Michael Brooke has visited every corner of the world in his lifelong pursuit of seabirds. Here, he draws on his own experiences and insights as well as the latest cutting-edge science to shed light on the elusive seafaring lives of albatrosses, frigatebirds, cormorants, and other ocean wanderers. Where do puffins go in the winter? How deep do penguins dive? From how far away can an albatross spot a fishing vessel worth following for its next meal? Brooke addresses these and other questions in this delightful book. Along the way, he reveals that seabirds are not the aimless wind-tossed creatures they may appear to be and explains the observational innovations that are driving this exciting area of research.

Featuring illustrations by renowned artist Bruce Pearson and packed with intriguing facts, Far from Land provides an extraordinary up-close look at the activities of seabirds.

Browse Our 2018 Birds & Natural History Catalog

Our new Birds & Natural History catalog includes the most comprehensive field guides to North American birds of prey ever published, an in-depth look at the most poisonous plants on earth, and a book that follows birds around the globe to reveal where they actually go when they roam the sea.

If you’re attending the Space Coast Birding and Wildlife Festival in Titusville, FL, stop by Booth #59 for our full range of Birds & Natural History titles and more.

Written and lavishly illustrated with stunning, lifelike paintings by leading field-guide illustrator, photographer, and author Brian Wheeler, Birds of Prey of the East and Birds of Prey of the West depict an enormous range of variations of age, sex, color, and plumage, and feature a significant amount of plumage data that has never been published before. The painted figures illustrate plumage and species comparisons in a classic field-guide layout. Each species is shown in the same posture and from the same viewpoint, which further assists comparisons. Facing-page text includes quick-reference identification points and brief natural history accounts that incorporate the latest information. The range maps are exceptionally accurate and much larger than those in other guides. They plot the most up-to-date distribution information for each species and include the location of cities for more accurate reference. Finally, the guides feature color habitat photographs next to the maps. The result sets a new standard for guides to North America’s birds of prey.

Featuring hundreds of color photos and diagrams throughout, Plants That Kill explains how certain plants evolved toxicity to deter herbivores and other threats and sheds light on their physiology and the biochemistry involved in the production of their toxins. It discusses the interactions of poisonous plants with other organisms–particularly humans—and explores the various ways plant toxins can target the normal functioning of bodily systems in mammals, from the effects of wolfsbane on the heart to toxins that cause a skin reaction when combined with the sun’s rays.

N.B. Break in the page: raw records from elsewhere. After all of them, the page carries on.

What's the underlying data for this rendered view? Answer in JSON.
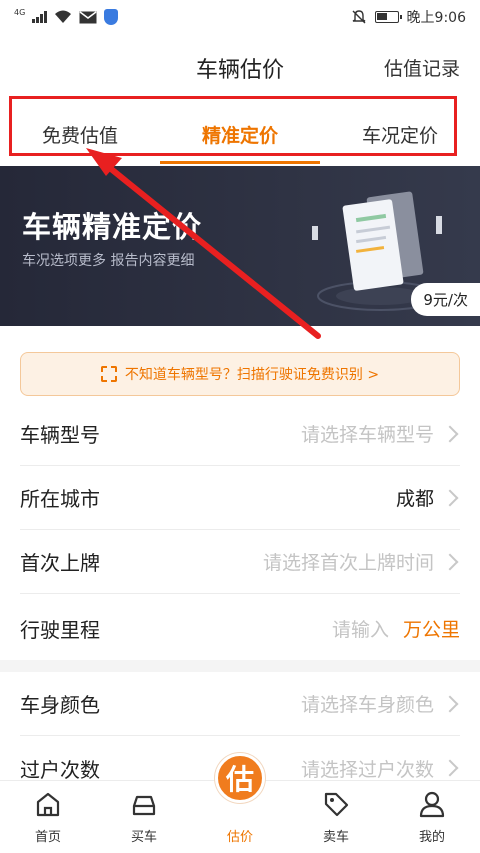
{
  "status_bar": {
    "network": "4G",
    "time": "晚上9:06"
  },
  "header": {
    "title": "车辆估价",
    "history_link": "估值记录"
  },
  "tabs": [
    {
      "label": "免费估值",
      "active": false
    },
    {
      "label": "精准定价",
      "active": true
    },
    {
      "label": "车况定价",
      "active": false
    }
  ],
  "banner": {
    "title": "车辆精准定价",
    "subtitle": "车况选项更多 报告内容更细",
    "price": "9元/次"
  },
  "scan_notice": {
    "text": "不知道车辆型号？扫描行驶证免费识别 >",
    "icon": "scan-icon"
  },
  "form": {
    "rows": [
      {
        "label": "车辆型号",
        "value": "请选择车辆型号"
      },
      {
        "label": "所在城市",
        "value": "成都"
      },
      {
        "label": "首次上牌",
        "value": "请选择首次上牌时间"
      },
      {
        "label": "行驶里程",
        "value": "请输入",
        "unit": "万公里"
      },
      {
        "label": "车身颜色",
        "value": "请选择车身颜色"
      },
      {
        "label": "过户次数",
        "value": "请选择过户次数"
      }
    ]
  },
  "bottom_nav": [
    {
      "label": "首页",
      "icon": "home-icon"
    },
    {
      "label": "买车",
      "icon": "car-icon"
    },
    {
      "label": "估价",
      "icon": "estimate-icon",
      "glyph": "估",
      "active": true
    },
    {
      "label": "卖车",
      "icon": "tag-icon"
    },
    {
      "label": "我的",
      "icon": "user-icon"
    }
  ],
  "colors": {
    "accent": "#ee7500",
    "highlight_box": "#e82020",
    "banner_bg": "#2a2d3d"
  }
}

This intriguing book also looks at plants that can harm you only if your exposure to them is prolonged, the ethnobotany of poisons throughout human history, and much more.

Michael Brooke has visited every corner of the world in his lifelong pursuit of seabirds. Here, he draws on his own experiences and insights as well as the latest cutting-edge science to shed light on the elusive seafaring lives of albatrosses, frigatebirds, cormorants, and other ocean wanderers. Where do puffins go in the winter? How deep do penguins dive? From how far away can an albatross spot a fishing vessel worth following for its next meal? Brooke addresses these and other questions in this delightful book. Along the way, he reveals that seabirds are not the aimless wind-tossed creatures they may appear to be and explains the observational innovations that are driving this exciting area of research.

Featuring illustrations by renowned artist Bruce Pearson and packed with intriguing facts, Far from Land provides an extraordinary up-close look at the activities of seabirds.